◆ TASK DETAILS
Where the word "Builder" occurs in a line of the data, return the whole line.

+++ LISTED RECORDS

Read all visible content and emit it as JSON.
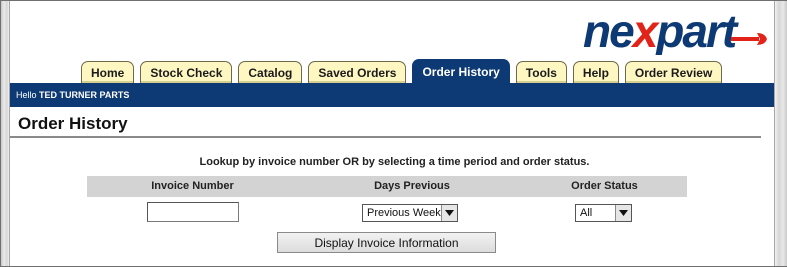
{
  "logo": {
    "text_part1": "ne",
    "text_part2": "x",
    "text_part3": "part"
  },
  "tabs": [
    {
      "label": "Home",
      "active": false
    },
    {
      "label": "Stock Check",
      "active": false
    },
    {
      "label": "Catalog",
      "active": false
    },
    {
      "label": "Saved Orders",
      "active": false
    },
    {
      "label": "Order History",
      "active": true
    },
    {
      "label": "Tools",
      "active": false
    },
    {
      "label": "Help",
      "active": false
    },
    {
      "label": "Order Review",
      "active": false
    }
  ],
  "navbar": {
    "greeting": "Hello",
    "user_name": "TED TURNER PARTS"
  },
  "page": {
    "title": "Order History"
  },
  "lookup": {
    "instructions": "Lookup by invoice number OR by selecting a time period and order status.",
    "columns": {
      "invoice_number": "Invoice Number",
      "days_previous": "Days Previous",
      "order_status": "Order Status"
    },
    "invoice_number_value": "",
    "days_previous_selected": "Previous Week",
    "order_status_selected": "All",
    "submit_label": "Display Invoice Information"
  },
  "colors": {
    "brand_blue": "#0d3a74",
    "brand_red": "#e2231a",
    "tab_bg": "#fff7c2",
    "header_row_bg": "#d3d3d3"
  },
  "icons": {
    "dropdown": "chevron-down-icon",
    "logo_wrench": "wrench-icon"
  }
}
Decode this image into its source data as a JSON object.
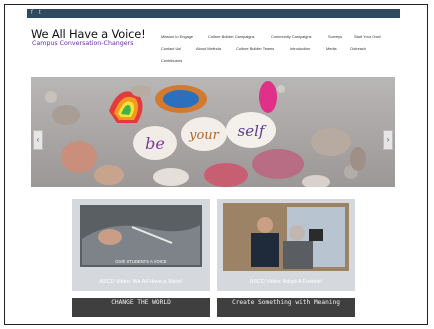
{
  "site": {
    "title": "We All Have a Voice!",
    "tagline": "Campus Conversation-Changers"
  },
  "social": [
    "f",
    "t"
  ],
  "nav": {
    "row1": [
      "Mission to Engage",
      "Culture Builder Campaigns",
      "Community Campaigns",
      "Surveys",
      "Start Your Own!"
    ],
    "row2": [
      "Contact Us!",
      "About Melinda",
      "Culture Builder Teams",
      "Introduction",
      "Media",
      "Outreach"
    ],
    "row3": [
      "Contributors"
    ]
  },
  "hero": {
    "shell_words": [
      "be",
      "your",
      "self"
    ]
  },
  "slider": {
    "prev_glyph": "‹",
    "next_glyph": "›"
  },
  "tiles": [
    {
      "caption": "ASCD Video: We All Have a Voice!",
      "overlay": "GIVE STUDENTS A VOICE"
    },
    {
      "caption": "ASCD Video: Adopt A Freshie!"
    }
  ],
  "strips": [
    {
      "text": "CHANGE THE WORLD"
    },
    {
      "text": "Create Something with Meaning"
    }
  ],
  "colors": {
    "topbar": "#2f4a5e",
    "tagline": "#6a2bb0",
    "caption": "#ffffff"
  }
}
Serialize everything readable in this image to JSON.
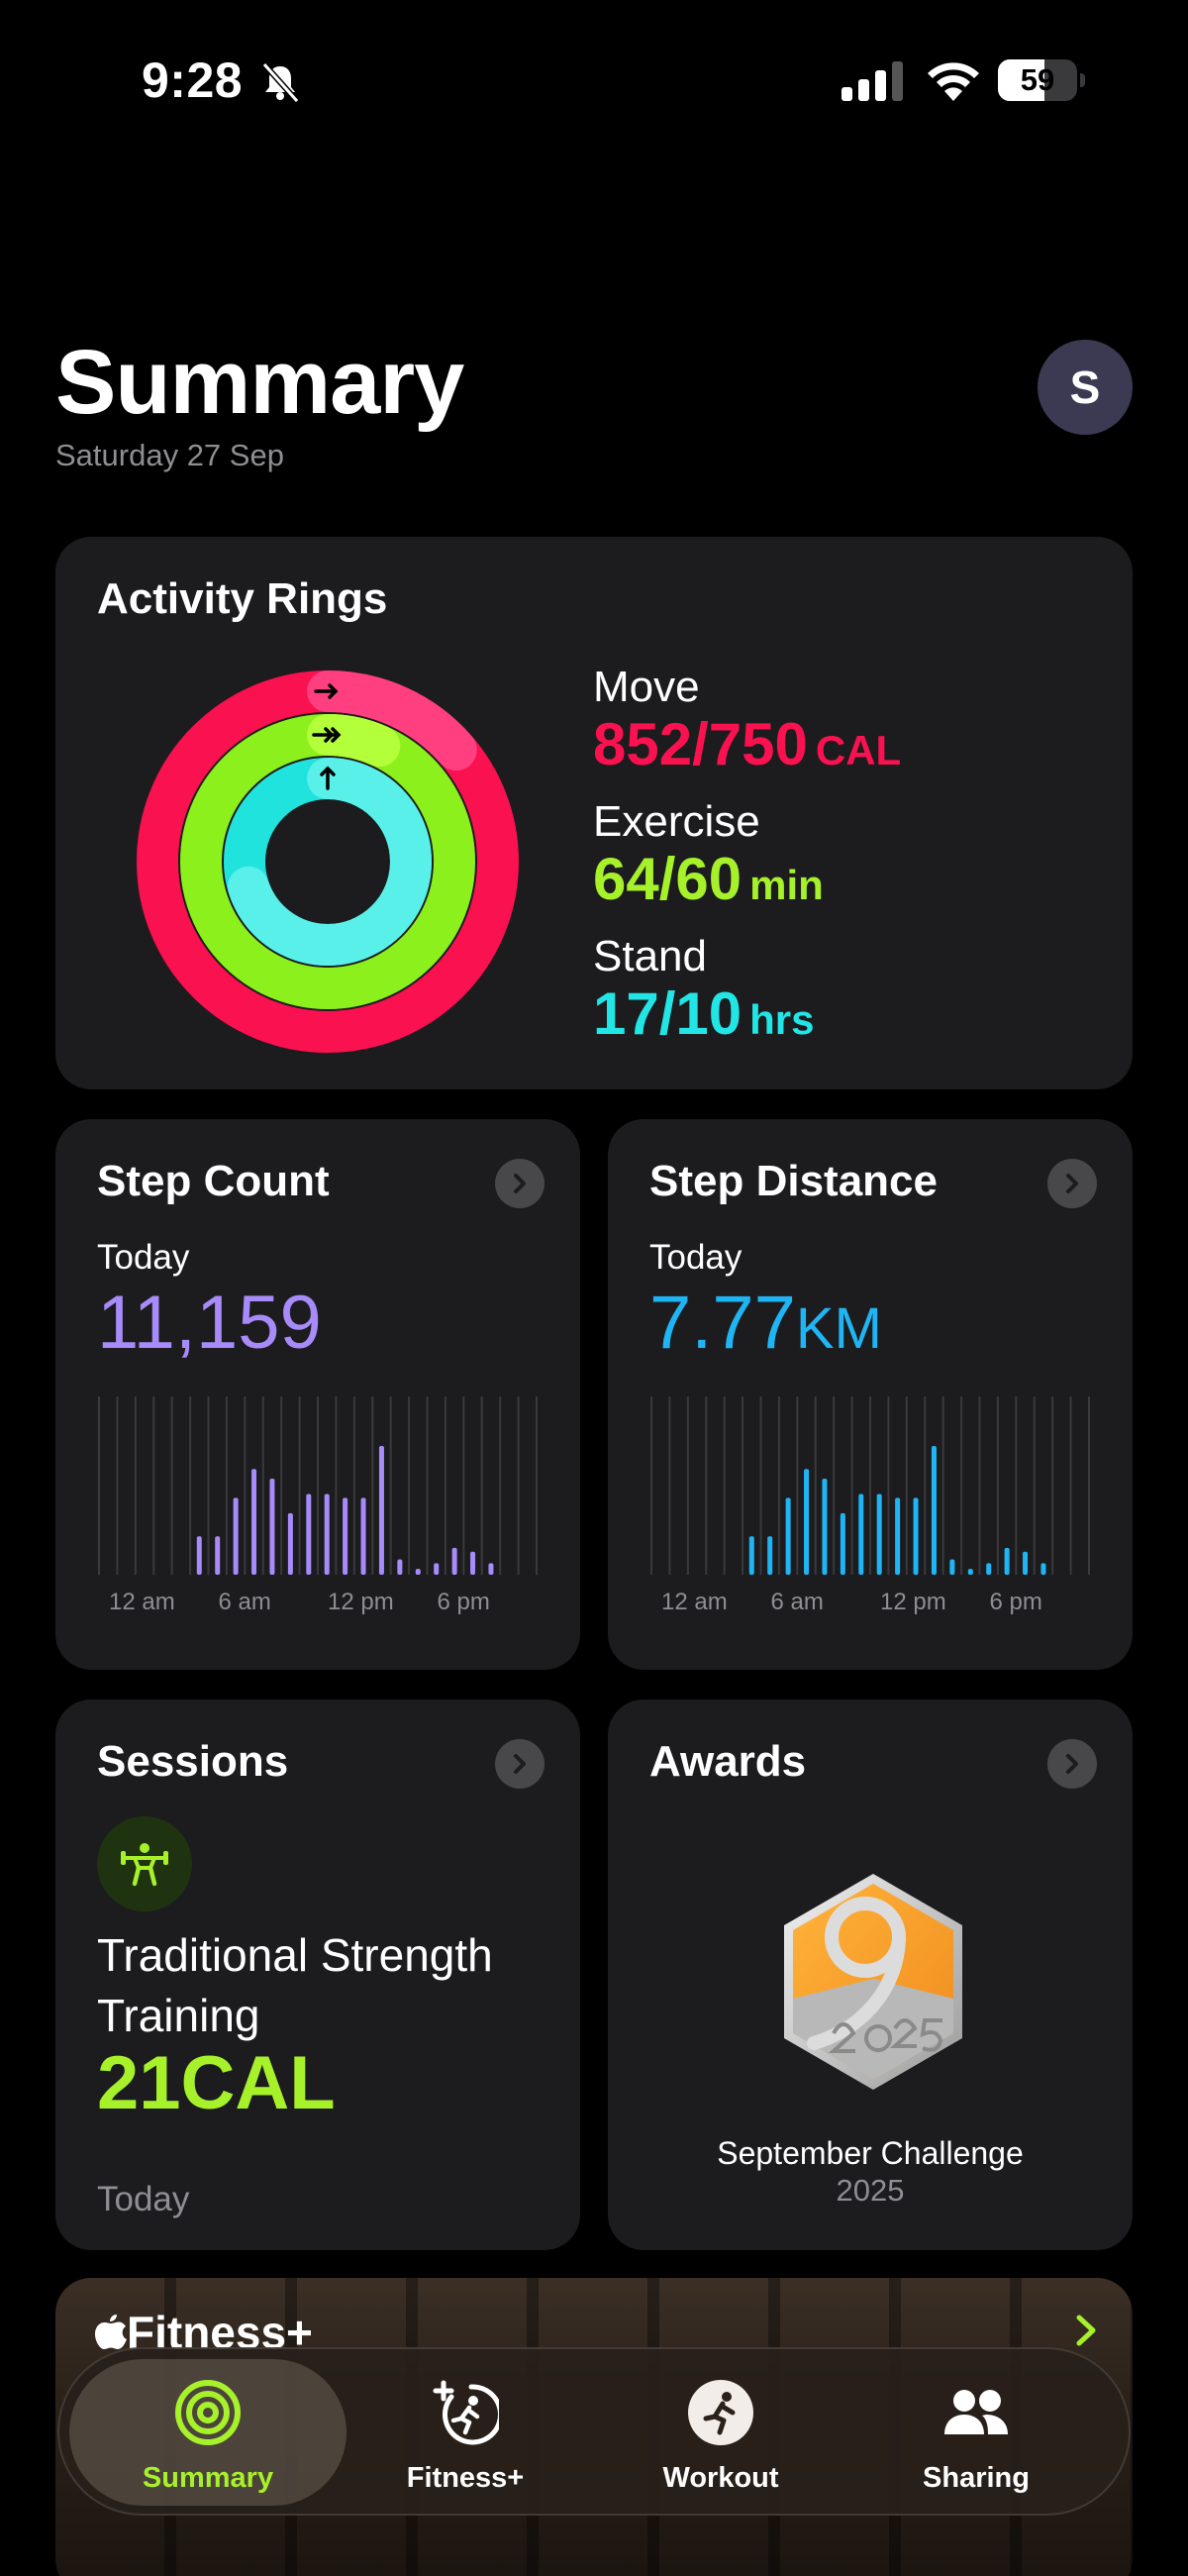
{
  "status_bar": {
    "time": "9:28",
    "battery": "59",
    "battery_level": 0.59
  },
  "header": {
    "title": "Summary",
    "date": "Saturday 27 Sep",
    "avatar_initial": "S"
  },
  "activity": {
    "title": "Activity Rings",
    "move": {
      "label": "Move",
      "value": "852/750",
      "unit": "CAL",
      "progress": 1.136,
      "color": "#fa114f"
    },
    "exercise": {
      "label": "Exercise",
      "value": "64/60",
      "unit": "min",
      "progress": 1.067,
      "color": "#a6f12a"
    },
    "stand": {
      "label": "Stand",
      "value": "17/10",
      "unit": "hrs",
      "progress": 1.7,
      "color": "#22e5e6"
    }
  },
  "step_count": {
    "title": "Step Count",
    "period": "Today",
    "value": "11,159",
    "color": "#a78bfa",
    "axis_labels": [
      "12 am",
      "6 am",
      "12 pm",
      "6 pm"
    ]
  },
  "step_distance": {
    "title": "Step Distance",
    "period": "Today",
    "value": "7.77",
    "unit": "KM",
    "color": "#1fb5f5",
    "axis_labels": [
      "12 am",
      "6 am",
      "12 pm",
      "6 pm"
    ]
  },
  "chart_data": [
    {
      "type": "bar",
      "title": "Step Count",
      "categories": [
        "0",
        "1",
        "2",
        "3",
        "4",
        "5",
        "6",
        "7",
        "8",
        "9",
        "10",
        "11",
        "12",
        "13",
        "14",
        "15",
        "16",
        "17",
        "18",
        "19",
        "20",
        "21",
        "22",
        "23"
      ],
      "x_tick_labels": [
        "12 am",
        "6 am",
        "12 pm",
        "6 pm"
      ],
      "values": [
        0,
        0,
        0,
        0,
        0,
        20,
        20,
        40,
        55,
        50,
        32,
        42,
        42,
        40,
        40,
        67,
        8,
        3,
        6,
        14,
        12,
        6,
        0,
        0
      ],
      "note_scale": "relative"
    },
    {
      "type": "bar",
      "title": "Step Distance",
      "categories": [
        "0",
        "1",
        "2",
        "3",
        "4",
        "5",
        "6",
        "7",
        "8",
        "9",
        "10",
        "11",
        "12",
        "13",
        "14",
        "15",
        "16",
        "17",
        "18",
        "19",
        "20",
        "21",
        "22",
        "23"
      ],
      "x_tick_labels": [
        "12 am",
        "6 am",
        "12 pm",
        "6 pm"
      ],
      "values": [
        0,
        0,
        0,
        0,
        0,
        20,
        20,
        40,
        55,
        50,
        32,
        42,
        42,
        40,
        40,
        67,
        8,
        3,
        6,
        14,
        12,
        6,
        0,
        0
      ],
      "note_scale": "relative"
    }
  ],
  "sessions": {
    "title": "Sessions",
    "workout": "Traditional Strength Training",
    "calories": "21CAL",
    "day": "Today"
  },
  "awards": {
    "title": "Awards",
    "name": "September Challenge",
    "year": "2025"
  },
  "banner": {
    "title": "Fitness+"
  },
  "tabs": [
    {
      "label": "Summary",
      "icon": "activity-rings-icon",
      "active": true
    },
    {
      "label": "Fitness+",
      "icon": "fitness-plus-icon",
      "active": false
    },
    {
      "label": "Workout",
      "icon": "running-figure-icon",
      "active": false
    },
    {
      "label": "Sharing",
      "icon": "people-icon",
      "active": false
    }
  ]
}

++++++

◆ RESPONSE TO THIS EXERCISE
      "Culture Builder Campaigns",
      "Culture Builder Teams",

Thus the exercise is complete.